Sslac: A Runtime Patchable Class Library

The world of JavaScript is rich with ways to bring typical OOP constructs to a highly prototyped language. The world probably doesn't need another library either. Further, it probably doesn't need an entire blog post talking about its features and how it can be used. Nevertheless, the hat is being tossed into the ring. Welcome Sslac, a (somewhat) backward approach to class instantiation in JavaScript.

If you're not keen on the intro documentation, you can download Sslac from github, view the source, etc.
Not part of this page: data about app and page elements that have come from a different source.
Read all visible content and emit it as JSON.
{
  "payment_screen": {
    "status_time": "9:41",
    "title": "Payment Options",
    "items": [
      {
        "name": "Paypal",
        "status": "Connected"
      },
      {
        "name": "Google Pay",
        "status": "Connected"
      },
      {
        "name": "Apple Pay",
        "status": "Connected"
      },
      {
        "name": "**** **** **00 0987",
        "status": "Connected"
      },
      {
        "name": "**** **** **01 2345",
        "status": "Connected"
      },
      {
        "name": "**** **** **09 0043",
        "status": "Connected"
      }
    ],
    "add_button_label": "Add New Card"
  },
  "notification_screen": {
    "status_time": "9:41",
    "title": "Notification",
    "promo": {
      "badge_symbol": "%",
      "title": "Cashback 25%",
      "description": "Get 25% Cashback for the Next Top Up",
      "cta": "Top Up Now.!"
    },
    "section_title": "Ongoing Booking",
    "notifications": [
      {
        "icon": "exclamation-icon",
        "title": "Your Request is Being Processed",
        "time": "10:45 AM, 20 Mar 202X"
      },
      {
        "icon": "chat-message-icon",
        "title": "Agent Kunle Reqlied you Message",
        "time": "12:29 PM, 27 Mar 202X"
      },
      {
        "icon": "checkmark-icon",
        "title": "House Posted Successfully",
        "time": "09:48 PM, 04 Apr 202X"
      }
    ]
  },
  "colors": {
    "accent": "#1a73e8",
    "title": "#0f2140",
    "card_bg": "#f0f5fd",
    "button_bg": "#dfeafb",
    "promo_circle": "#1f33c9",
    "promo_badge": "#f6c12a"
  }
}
The Short List (features)

  • Natural chaining syntax to define an object
  • Compatible with instanceof operators
  • Support for superclass methods
  • Change definitions of objects after creation
  • Support for namespacing and noConflict
  • Common JS 1.1 Modules compliant
  • Multiple class types (static, instance, and functions)

A Dual Object Structure

The most important thing to remember in Sslac is that when working from the Sslac chain, you're working on what's internally called the "ObjectRef". This reference isn't the object your code will instantiate, but rather a souped up dictionary with some helpful setters and getters. This syntax allows you to get a method that you've already defined somewhere along the extension chain, and then swap it for something new or patch new code over the old. We'll actually get to that in a bit, but first, the class basics.

For people who have worked with JS class libraries, the syntax should feel familiar. With lowercase versions of the words reserved (static and extends come to mind), Uppercase was used instead. An unexpected benefit of this seems to be that code written is a bit easier to read. For those who have played with Prototype or Resig's Simple JS Inheritance, the syntax shouldn't feel too unwieldy either.

Runtime Mixins and Monkeypatching

I hear it's also called "duck punching," which sounds way more cool. One thing Sslac really excels at is the ability to alter code at runtime without modifying the original source code. Much like Prototype's addMethod functionality, these runtime methods cascade into inherited objects. Unlike the other frameworks, however, Sslac provides a set of helper methods to get at the original definitions. To change a method's definition at runtime, you can retrieve the original object's definition, and then swap out a method.

(this code sample went missing in the many migrations)

In the above, we've enabled the Person object to flip out, and enabled the Ninja object to kill people. Thankfully, only Ninjas (which extend Persons) will be able to flip out and kill people, but that's the purpose of ninjas anyway. Prototype inheritance means that, by adding the flipOut method to Person, Ninja will automatically get it. The Person object's probably feeling left out though. And if it's someone else's Person object, you may not want to re-implement their method entirely. This is where that whole "duck punching" concept comes in.

Using definitionOf and getMethod, we can retrieve the original implemented method and call it using the old school apply method, passing the current object along with the arguments array.

In the Real World

Perhaps the most compelling real-world use case for Sslac comes from development at LinkedIn. With our current framework deployed on high profile sites, we can take a bug we want to fix, write the patch, and then use a tool like Greasemonkey to add our own custom code on top. Bugs can be verified, partner implementations can be tested to ensure there are no regressions, all without either us or the end user developers having to change production code. This provides an invaluable mechanism, allowing code changes to be verified out in the wild, on live sites, without impacting any end user experience. If nothing else, the monkeypatching alone has made the 2k library (minified, pre gzip) well worth its cost.

Sslac on Github



You have ES6 Classes. You should certainly be using those now! Sslac is also long since retired, though it was in use at LinkedIn for several years because of the need to test fixes and patches for CDN-delivered code on third party sites via the browser console. Ultimately, this was a lot safer than giving the framework a "switch" flag that could retrieve runtime JS from an arbitrary URL.


This was rescued from the archives of the old As a result, many links in this piece were left pointing to destinations.